According to the Cognizant Center for the Future of Work, employees spend 22% of their time on repetitive tasks. Anyone in finance or accounting knows, for some roles, this figure can be two to three times higher.
Look for a system that makes it easy for you to bring all of your company’s data and processes together, so you can:
- Easily manage and engage with users from across departments and functions
- Make planning decisions based on facts, not hunches, with features such as document embedding to help you dig beneath the top-line numbers
- Always work with up-to-date information and guaranteed data integrity
- Get the right reports at the right times with automatic report creation and distribution
2. Data discovery and analysis to help you make the best decisions
Most finance planning tools only give you a high-level summary of numbers from other departments. This forces you to take extra pains to fill in the gaps – or make decisions based on incomplete data.
Look for an integrated planning system that puts in-depth financial and operational data and models from across your company into one central database. This allows you to:
- Drill further into your data, so you can easily investigate and analyze down to the parent or transactional levels
- Find important information faster, including the ability to search on and track changes through a detailed audit trail
Your system should also bring in your actuals when you close the month. That way, you can quickly identify your variances and the factors behind them, and most importantly – act on them.
3. Easy modeling for finance and business users
With so many disparate spreadsheets and departmental systems in place, it’s not easy to browse through different data models to do the analysis you need to drive better decisions. That’s because most data modeling tools are designed for IT professionals or consultants – not for the business end-users who need reports for their day-to-day jobs.
Look for a system built for end-users. It should help you easily:
- Improve data modeling and simplify maintenance, with features such as shared dimensions
- Streamline all financial and operational process rollovers efficiently without the need to update data, templates and reports manually
- Integrate and drill down into models from across different departments
How an Integrated Plan Helped a Telecom Company Sell More Phones
Our Chief Financial Officer, Darrell Cox, recently shared a story on how integrated planning helped him meet his sales targets at a previous job.
Darrell was working for a telecommunications company and struggled with maximizing sales during the holiday shopping season. To meet his targets, he needed to match devices with the retailers who would sell them best.
“We could have phones in a thousand retail outlets, but if we didn’t have the right phones in the right locations at the right time, we would lose sales before Christmas. And after Christmas, we’d have an ugly inventory write-off,” said Darrell.
Darrell didn’t want some outlets to sell out of phones while others ended up with overstock.
So, Darrell and his team built a data warehouse to collect financial and billing system information. Then retail outlets uploaded data about their stock and sales. The head office could assess the inventory and take proactive steps get the phones where they were needed most. For example, they couriered devices between stores to ensure that supply met demand.
According to Darrell, the integrated planning resulted in, “a significantly lower inventory write-off, a happier retail distribution channel, and more happy customers.”

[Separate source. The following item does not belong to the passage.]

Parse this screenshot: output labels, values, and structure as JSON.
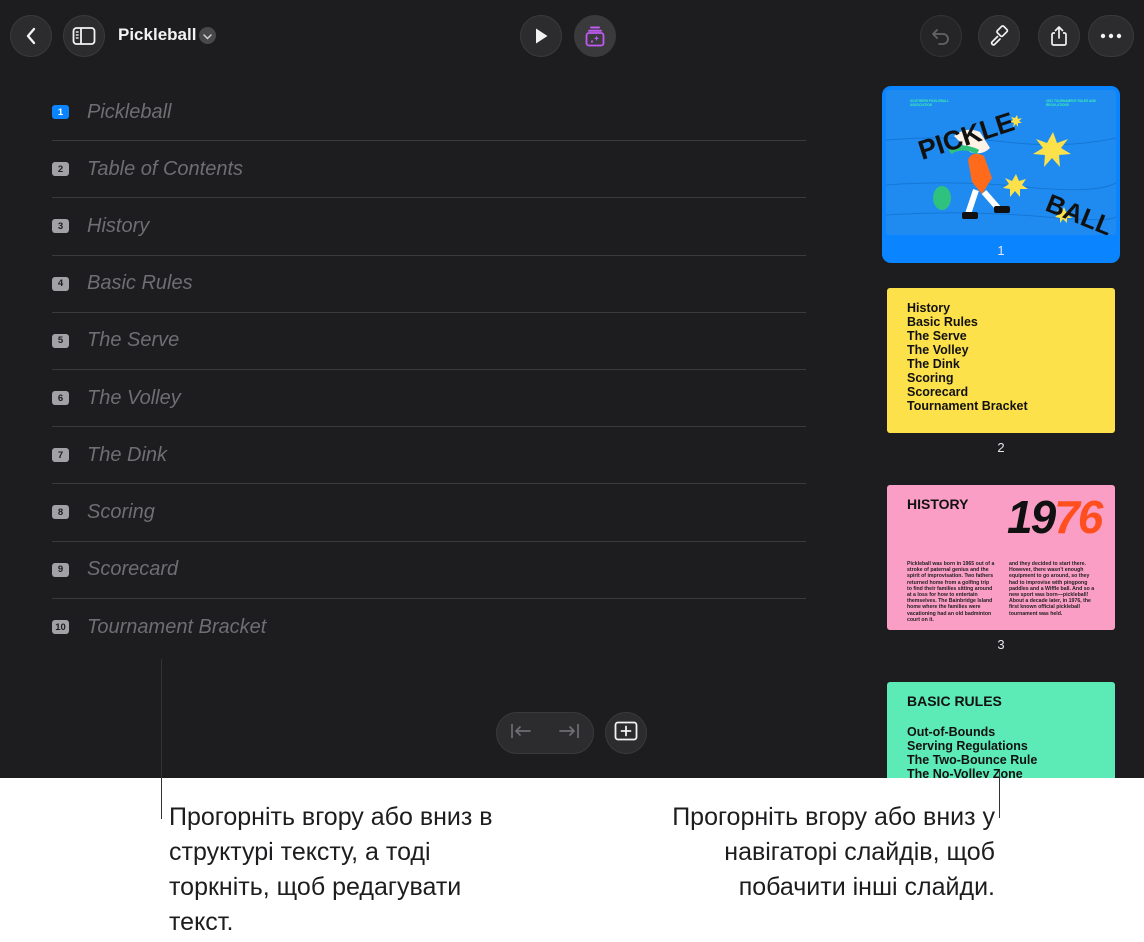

Integrated planning offers companies a number of benefits. According to Gartner, it helps you achieve the following:
- Accurate and comprehensive plans, leading to better company-wide decision making
- Actionable reporting
- The improved ability to adapt to change
- Increased alignment between department silos
- More stakeholders who are actively involved in planning
With the right technology, these benefits are absolutely attainable.
Discover how you can streamline and integrate your planning to make smarter, more informed decisions. Try Vena today.